There has been a lot of hype surrounding the decrease in troop levels in Iraq, but I can assure you that the soldiers who are still here are working diligently to assist and train the Iraqis, as we move from combat operations to stability operations.
Rachel Maddow, from MSNBC, came to Baghdad to interview top Army leadership (including my boss) as the last “combat troops” were moving into Kuwait. It was interesting to see how the situation on the ground was presented in the western media, especially since my only exposure to Iraq (before last month) was the news back home.
There is an almost accusatory angle to every news piece. The standard line is that violence is increasing because we are leaving.
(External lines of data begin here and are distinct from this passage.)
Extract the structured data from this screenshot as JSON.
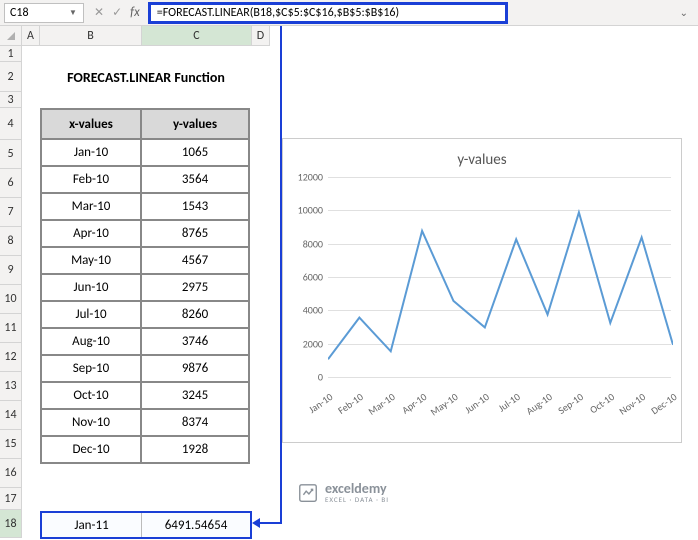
{
  "nameBox": {
    "value": "C18"
  },
  "formulaBar": {
    "value": "=FORECAST.LINEAR(B18,$C$5:$C$16,$B$5:$B$16)"
  },
  "columns": [
    "A",
    "B",
    "C",
    "D"
  ],
  "colWidths": {
    "A": 18,
    "B": 102,
    "C": 110,
    "D": 18
  },
  "rows": [
    "1",
    "2",
    "3",
    "4",
    "5",
    "6",
    "7",
    "8",
    "9",
    "10",
    "11",
    "12",
    "13",
    "14",
    "15",
    "16",
    "17",
    "18"
  ],
  "mainTitle": "FORECAST.LINEAR Function",
  "tableHeaders": {
    "x": "x-values",
    "y": "y-values"
  },
  "tableData": [
    {
      "x": "Jan-10",
      "y": "1065"
    },
    {
      "x": "Feb-10",
      "y": "3564"
    },
    {
      "x": "Mar-10",
      "y": "1543"
    },
    {
      "x": "Apr-10",
      "y": "8765"
    },
    {
      "x": "May-10",
      "y": "4567"
    },
    {
      "x": "Jun-10",
      "y": "2975"
    },
    {
      "x": "Jul-10",
      "y": "8260"
    },
    {
      "x": "Aug-10",
      "y": "3746"
    },
    {
      "x": "Sep-10",
      "y": "9876"
    },
    {
      "x": "Oct-10",
      "y": "3245"
    },
    {
      "x": "Nov-10",
      "y": "8374"
    },
    {
      "x": "Dec-10",
      "y": "1928"
    }
  ],
  "forecastRow": {
    "x": "Jan-11",
    "y": "6491.54654"
  },
  "chart_data": {
    "type": "line",
    "title": "y-values",
    "xlabel": "",
    "ylabel": "",
    "ylim": [
      0,
      12000
    ],
    "yticks": [
      0,
      2000,
      4000,
      6000,
      8000,
      10000,
      12000
    ],
    "categories": [
      "Jan-10",
      "Feb-10",
      "Mar-10",
      "Apr-10",
      "May-10",
      "Jun-10",
      "Jul-10",
      "Aug-10",
      "Sep-10",
      "Oct-10",
      "Nov-10",
      "Dec-10"
    ],
    "values": [
      1065,
      3564,
      1543,
      8765,
      4567,
      2975,
      8260,
      3746,
      9876,
      3245,
      8374,
      1928
    ]
  },
  "brand": {
    "name": "exceldemy",
    "tag": "EXCEL · DATA · BI"
  }
}
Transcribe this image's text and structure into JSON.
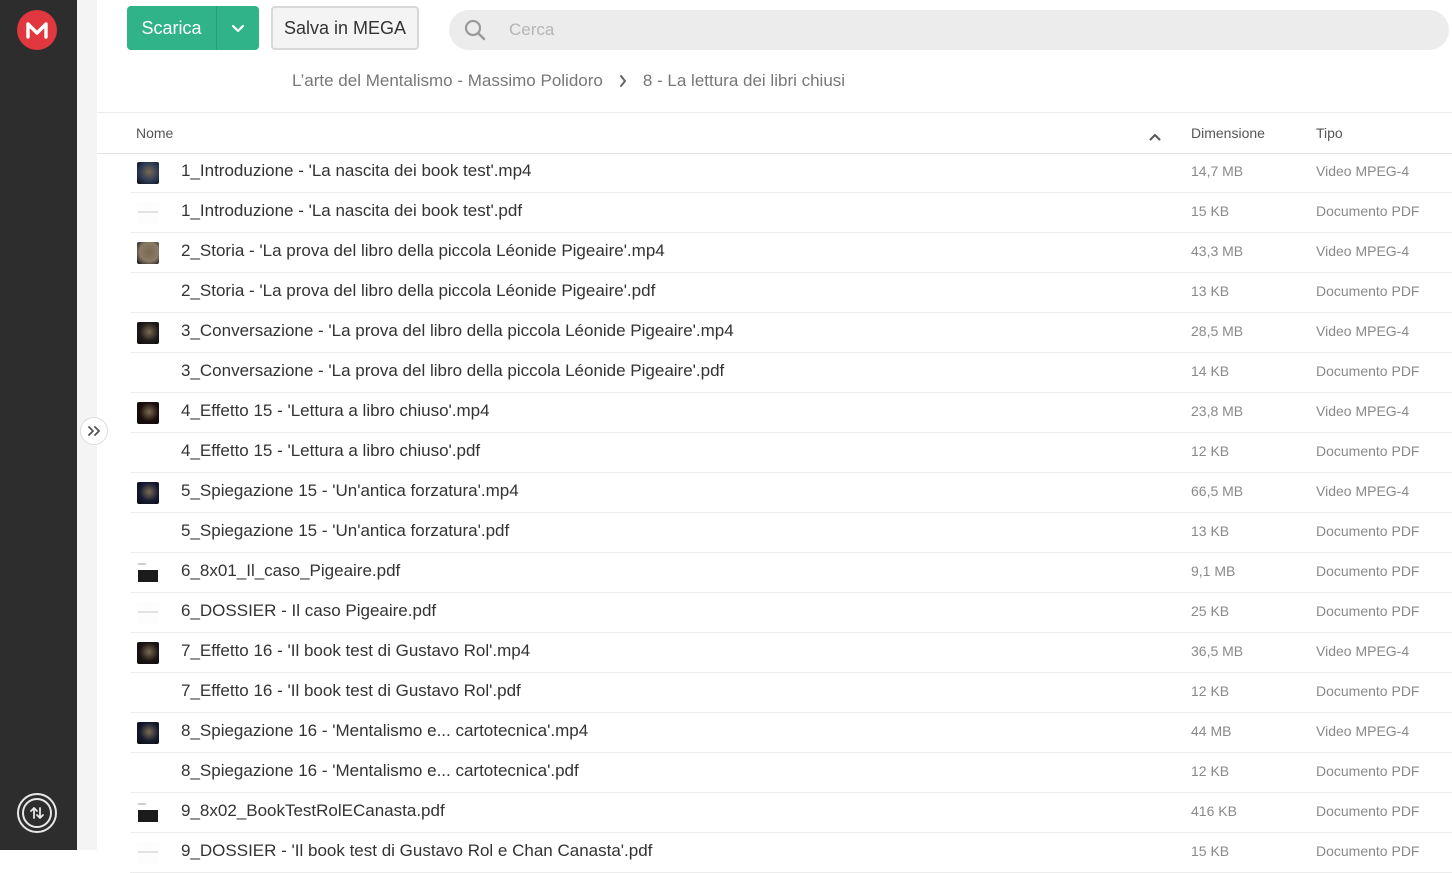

It is an oversimplified storyline, but this western viewpoint is understandable, as many people have never experienced the shifting mosaic of our operations in Iraq.
It is a situation that cannot be described in a five second sound bite or a one column news article. It is a situation that cannot be fully described in 100 books, because every day, every month, every year, and every stage of this war has been different. I have talked to veterans who rolled up to Baghdad behind the 3rd Infantry in 2003, and I have talked to veterans who served as some of the last “combat troops” in Iraq. All of their experiences were different, some violent, some peaceful, some boring. Yet, all spoke of the small signs of progress that they witnessed during their tours.
The story here is not always presented accurately in the western news. A more accurate news story would focus on the small, but telling, details. The story is in the glaring looks that Iraqis give as they watch our convoys roll past. It is in the smile of a gracious host at an Iftar celebration, as the daily fast of Ramadan is broken. It is in the way an Iraqi languidly holds a cigarette, and glances away while his words are translated.
It is in the contradictions and paradoxes that exist in clear contrast on every street corner and in every building in Baghdad.
Just like the United States, there are people here who are working hard to make their community and their country a better place. There are people who don’t care. There are people who are living in the past. There are people who are content with their consumer goods and television shows. There are people who murder other people.
The difference between our two sovereign nations is the fact that the Iraqis are still trying to figure out who is going to run the country, how to provide basic services, and how to integrate their people. After these difficult barriers are cleared, it will be up to the leadership and the people of this country to decide how they will proceed.
We are here to ensure that this fledgling democracy has a chance to move forward, regardless of the tangle of geopolitical and cultural issues that have plagued our nation and theirs in the past. The future is ultimately up to the Iraqis.
I would ask that as you see the news, which now berates us 24 hours a day, that you observe it with some skepticism right before opening a book, or an encyclopedia, or a journal on foreign affairs. Take the next step and delve a bit deeper than the conveniently packaged product that most Americans are happy to live with. By gathering more information than what is presented in our western news outlets, a clearer understanding can be had by those who truly seek it (without visiting sunny Baghdad, of course).
I hope all is well back home. Take care, y’all.
Capt. Zach Horan is a Fort Mill High School graduate. He will continue writing “Report from Baghdad” for the duration of his deployment. E-mail him at zachary.horan @us.army.mil.